- What is required:
An exact reproduction of the records is required. Images must be left out.

####

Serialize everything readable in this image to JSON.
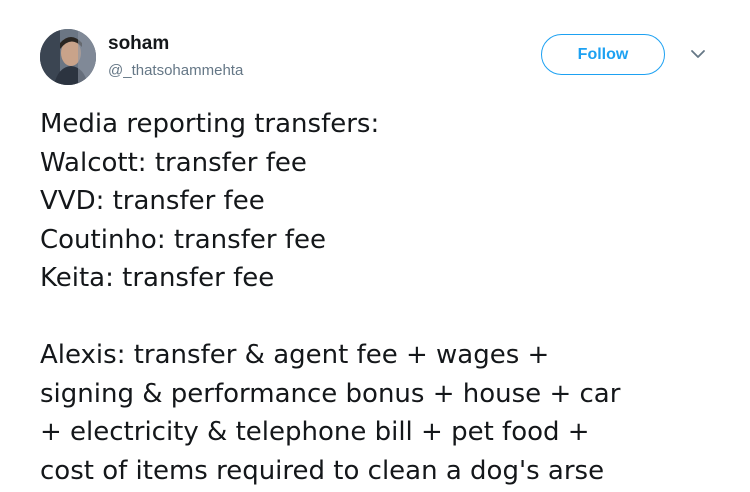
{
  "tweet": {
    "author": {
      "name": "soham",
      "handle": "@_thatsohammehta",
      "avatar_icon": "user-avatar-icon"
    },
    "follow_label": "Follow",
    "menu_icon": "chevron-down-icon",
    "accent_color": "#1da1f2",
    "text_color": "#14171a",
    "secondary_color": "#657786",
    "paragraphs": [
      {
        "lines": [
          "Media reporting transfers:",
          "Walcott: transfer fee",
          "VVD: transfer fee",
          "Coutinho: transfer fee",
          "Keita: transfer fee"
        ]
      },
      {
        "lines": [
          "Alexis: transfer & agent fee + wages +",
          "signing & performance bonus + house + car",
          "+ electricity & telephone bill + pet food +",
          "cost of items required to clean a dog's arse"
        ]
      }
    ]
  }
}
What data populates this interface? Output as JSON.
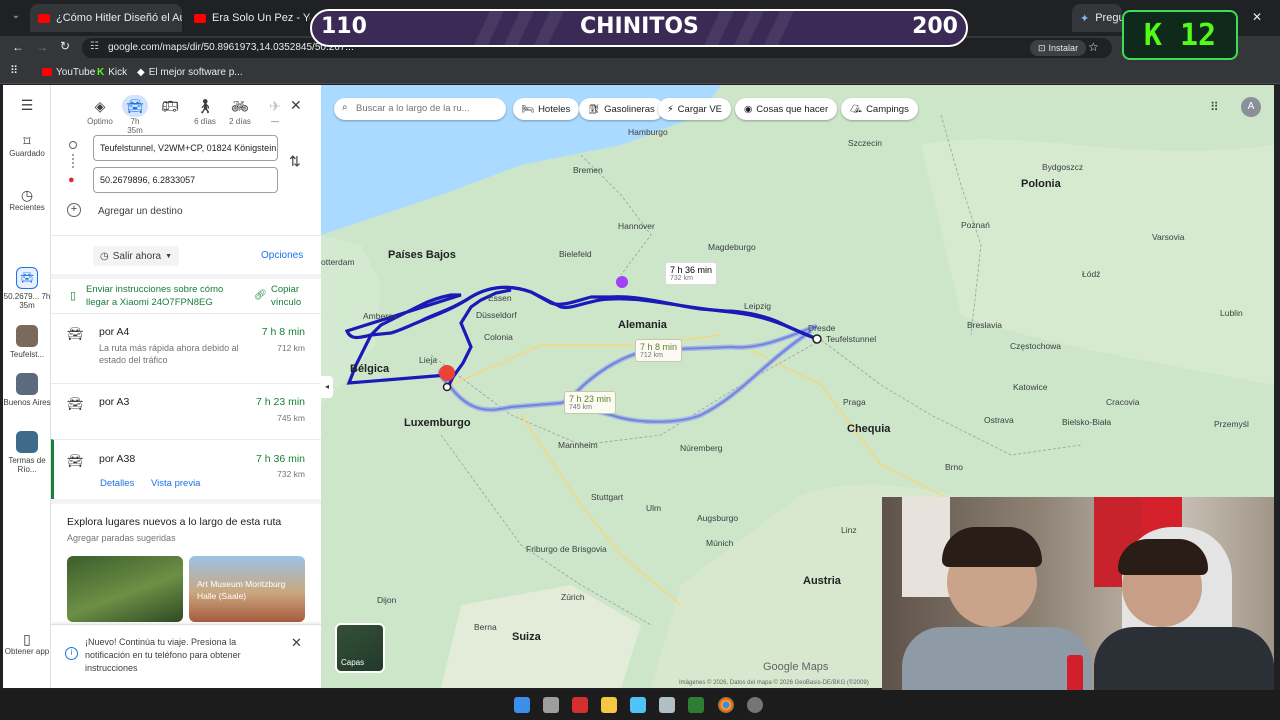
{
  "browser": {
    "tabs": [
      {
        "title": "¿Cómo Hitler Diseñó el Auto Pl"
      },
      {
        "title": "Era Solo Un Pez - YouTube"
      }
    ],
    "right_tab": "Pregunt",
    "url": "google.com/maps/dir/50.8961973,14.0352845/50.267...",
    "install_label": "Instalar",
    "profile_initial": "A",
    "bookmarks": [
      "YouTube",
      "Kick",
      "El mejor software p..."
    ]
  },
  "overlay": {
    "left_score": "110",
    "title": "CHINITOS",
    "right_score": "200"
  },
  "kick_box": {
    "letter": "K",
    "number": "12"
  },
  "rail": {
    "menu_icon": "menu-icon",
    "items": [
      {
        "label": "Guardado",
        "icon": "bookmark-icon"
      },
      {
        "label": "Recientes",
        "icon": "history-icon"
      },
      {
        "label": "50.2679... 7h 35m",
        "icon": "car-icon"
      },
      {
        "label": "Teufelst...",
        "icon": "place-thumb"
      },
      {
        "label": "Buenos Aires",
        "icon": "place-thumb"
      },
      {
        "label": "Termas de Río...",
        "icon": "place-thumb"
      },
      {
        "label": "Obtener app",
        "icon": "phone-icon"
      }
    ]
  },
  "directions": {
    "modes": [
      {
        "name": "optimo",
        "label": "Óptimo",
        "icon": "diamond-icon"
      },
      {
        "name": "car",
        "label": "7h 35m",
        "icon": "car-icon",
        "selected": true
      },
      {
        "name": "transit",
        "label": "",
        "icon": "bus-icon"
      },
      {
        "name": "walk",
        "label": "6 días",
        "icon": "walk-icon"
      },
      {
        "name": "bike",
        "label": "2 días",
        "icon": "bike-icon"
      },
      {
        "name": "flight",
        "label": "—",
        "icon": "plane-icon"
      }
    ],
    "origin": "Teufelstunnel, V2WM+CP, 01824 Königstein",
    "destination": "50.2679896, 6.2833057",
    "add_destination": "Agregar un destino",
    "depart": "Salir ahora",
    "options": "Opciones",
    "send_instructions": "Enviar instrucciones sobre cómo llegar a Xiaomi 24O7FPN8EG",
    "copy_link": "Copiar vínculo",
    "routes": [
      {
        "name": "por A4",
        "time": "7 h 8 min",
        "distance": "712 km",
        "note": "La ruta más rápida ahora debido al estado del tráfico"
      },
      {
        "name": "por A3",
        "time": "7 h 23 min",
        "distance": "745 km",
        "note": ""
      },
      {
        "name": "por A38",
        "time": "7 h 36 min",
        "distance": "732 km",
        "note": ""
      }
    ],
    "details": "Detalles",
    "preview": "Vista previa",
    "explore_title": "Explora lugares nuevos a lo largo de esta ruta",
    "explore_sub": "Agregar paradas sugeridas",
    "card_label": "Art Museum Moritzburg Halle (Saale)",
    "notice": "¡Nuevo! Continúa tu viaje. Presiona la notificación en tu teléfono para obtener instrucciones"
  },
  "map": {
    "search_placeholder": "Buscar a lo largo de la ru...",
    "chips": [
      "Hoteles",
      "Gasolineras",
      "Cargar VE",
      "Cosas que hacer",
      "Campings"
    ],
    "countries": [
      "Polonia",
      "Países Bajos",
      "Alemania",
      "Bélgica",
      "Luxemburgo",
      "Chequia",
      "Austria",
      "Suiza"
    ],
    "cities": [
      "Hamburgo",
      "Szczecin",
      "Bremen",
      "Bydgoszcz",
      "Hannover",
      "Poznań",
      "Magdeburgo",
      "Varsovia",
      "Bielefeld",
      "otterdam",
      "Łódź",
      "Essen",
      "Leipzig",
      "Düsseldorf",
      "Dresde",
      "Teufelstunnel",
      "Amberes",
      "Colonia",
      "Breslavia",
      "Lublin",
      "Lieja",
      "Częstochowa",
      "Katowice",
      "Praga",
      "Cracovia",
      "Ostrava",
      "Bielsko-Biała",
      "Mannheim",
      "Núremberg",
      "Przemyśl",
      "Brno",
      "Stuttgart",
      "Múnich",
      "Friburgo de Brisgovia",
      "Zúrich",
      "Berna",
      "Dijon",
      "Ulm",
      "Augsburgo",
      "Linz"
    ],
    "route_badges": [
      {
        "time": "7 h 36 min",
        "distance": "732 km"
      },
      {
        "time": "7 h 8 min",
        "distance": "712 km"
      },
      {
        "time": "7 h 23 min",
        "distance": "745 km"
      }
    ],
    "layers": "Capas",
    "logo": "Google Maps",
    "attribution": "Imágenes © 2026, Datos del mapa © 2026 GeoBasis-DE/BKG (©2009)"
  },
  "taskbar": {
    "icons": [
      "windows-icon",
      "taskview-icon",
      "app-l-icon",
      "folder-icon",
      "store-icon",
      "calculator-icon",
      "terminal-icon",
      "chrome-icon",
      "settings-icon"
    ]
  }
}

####

- Solved problem:
Serialize everything readable in this image to JSON.
{
  "tweet": {
    "author": {
      "name": "soham",
      "handle": "@_thatsohammehta",
      "avatar_icon": "user-avatar-icon"
    },
    "follow_label": "Follow",
    "menu_icon": "chevron-down-icon",
    "accent_color": "#1da1f2",
    "text_color": "#14171a",
    "secondary_color": "#657786",
    "paragraphs": [
      {
        "lines": [
          "Media reporting transfers:",
          "Walcott: transfer fee",
          "VVD: transfer fee",
          "Coutinho: transfer fee",
          "Keita: transfer fee"
        ]
      },
      {
        "lines": [
          "Alexis: transfer & agent fee + wages +",
          "signing & performance bonus + house + car",
          "+ electricity & telephone bill + pet food +",
          "cost of items required to clean a dog's arse"
        ]
      }
    ]
  }
}
What data populates this interface? Output as JSON.
{
  "browser": {
    "tabs": [
      {
        "title": "¿Cómo Hitler Diseñó el Auto Pl"
      },
      {
        "title": "Era Solo Un Pez - YouTube"
      }
    ],
    "right_tab": "Pregunt",
    "url": "google.com/maps/dir/50.8961973,14.0352845/50.267...",
    "install_label": "Instalar",
    "profile_initial": "A",
    "bookmarks": [
      "YouTube",
      "Kick",
      "El mejor software p..."
    ]
  },
  "overlay": {
    "left_score": "110",
    "title": "CHINITOS",
    "right_score": "200"
  },
  "kick_box": {
    "letter": "K",
    "number": "12"
  },
  "rail": {
    "menu_icon": "menu-icon",
    "items": [
      {
        "label": "Guardado",
        "icon": "bookmark-icon"
      },
      {
        "label": "Recientes",
        "icon": "history-icon"
      },
      {
        "label": "50.2679... 7h 35m",
        "icon": "car-icon"
      },
      {
        "label": "Teufelst...",
        "icon": "place-thumb"
      },
      {
        "label": "Buenos Aires",
        "icon": "place-thumb"
      },
      {
        "label": "Termas de Río...",
        "icon": "place-thumb"
      },
      {
        "label": "Obtener app",
        "icon": "phone-icon"
      }
    ]
  },
  "directions": {
    "modes": [
      {
        "name": "optimo",
        "label": "Óptimo",
        "icon": "diamond-icon"
      },
      {
        "name": "car",
        "label": "7h 35m",
        "icon": "car-icon",
        "selected": true
      },
      {
        "name": "transit",
        "label": "",
        "icon": "bus-icon"
      },
      {
        "name": "walk",
        "label": "6 días",
        "icon": "walk-icon"
      },
      {
        "name": "bike",
        "label": "2 días",
        "icon": "bike-icon"
      },
      {
        "name": "flight",
        "label": "—",
        "icon": "plane-icon"
      }
    ],
    "origin": "Teufelstunnel, V2WM+CP, 01824 Königstein",
    "destination": "50.2679896, 6.2833057",
    "add_destination": "Agregar un destino",
    "depart": "Salir ahora",
    "options": "Opciones",
    "send_instructions": "Enviar instrucciones sobre cómo llegar a Xiaomi 24O7FPN8EG",
    "copy_link": "Copiar vínculo",
    "routes": [
      {
        "name": "por A4",
        "time": "7 h 8 min",
        "distance": "712 km",
        "note": "La ruta más rápida ahora debido al estado del tráfico"
      },
      {
        "name": "por A3",
        "time": "7 h 23 min",
        "distance": "745 km",
        "note": ""
      },
      {
        "name": "por A38",
        "time": "7 h 36 min",
        "distance": "732 km",
        "note": ""
      }
    ],
    "details": "Detalles",
    "preview": "Vista previa",
    "explore_title": "Explora lugares nuevos a lo largo de esta ruta",
    "explore_sub": "Agregar paradas sugeridas",
    "card_label": "Art Museum Moritzburg Halle (Saale)",
    "notice": "¡Nuevo! Continúa tu viaje. Presiona la notificación en tu teléfono para obtener instrucciones"
  },
  "map": {
    "search_placeholder": "Buscar a lo largo de la ru...",
    "chips": [
      "Hoteles",
      "Gasolineras",
      "Cargar VE",
      "Cosas que hacer",
      "Campings"
    ],
    "countries": [
      "Polonia",
      "Países Bajos",
      "Alemania",
      "Bélgica",
      "Luxemburgo",
      "Chequia",
      "Austria",
      "Suiza"
    ],
    "cities": [
      "Hamburgo",
      "Szczecin",
      "Bremen",
      "Bydgoszcz",
      "Hannover",
      "Poznań",
      "Magdeburgo",
      "Varsovia",
      "Bielefeld",
      "otterdam",
      "Łódź",
      "Essen",
      "Leipzig",
      "Düsseldorf",
      "Dresde",
      "Teufelstunnel",
      "Amberes",
      "Colonia",
      "Breslavia",
      "Lublin",
      "Lieja",
      "Częstochowa",
      "Katowice",
      "Praga",
      "Cracovia",
      "Ostrava",
      "Bielsko-Biała",
      "Mannheim",
      "Núremberg",
      "Przemyśl",
      "Brno",
      "Stuttgart",
      "Múnich",
      "Friburgo de Brisgovia",
      "Zúrich",
      "Berna",
      "Dijon",
      "Ulm",
      "Augsburgo",
      "Linz"
    ],
    "route_badges": [
      {
        "time": "7 h 36 min",
        "distance": "732 km"
      },
      {
        "time": "7 h 8 min",
        "distance": "712 km"
      },
      {
        "time": "7 h 23 min",
        "distance": "745 km"
      }
    ],
    "layers": "Capas",
    "logo": "Google Maps",
    "attribution": "Imágenes © 2026, Datos del mapa © 2026 GeoBasis-DE/BKG (©2009)"
  },
  "taskbar": {
    "icons": [
      "windows-icon",
      "taskview-icon",
      "app-l-icon",
      "folder-icon",
      "store-icon",
      "calculator-icon",
      "terminal-icon",
      "chrome-icon",
      "settings-icon"
    ]
  }
}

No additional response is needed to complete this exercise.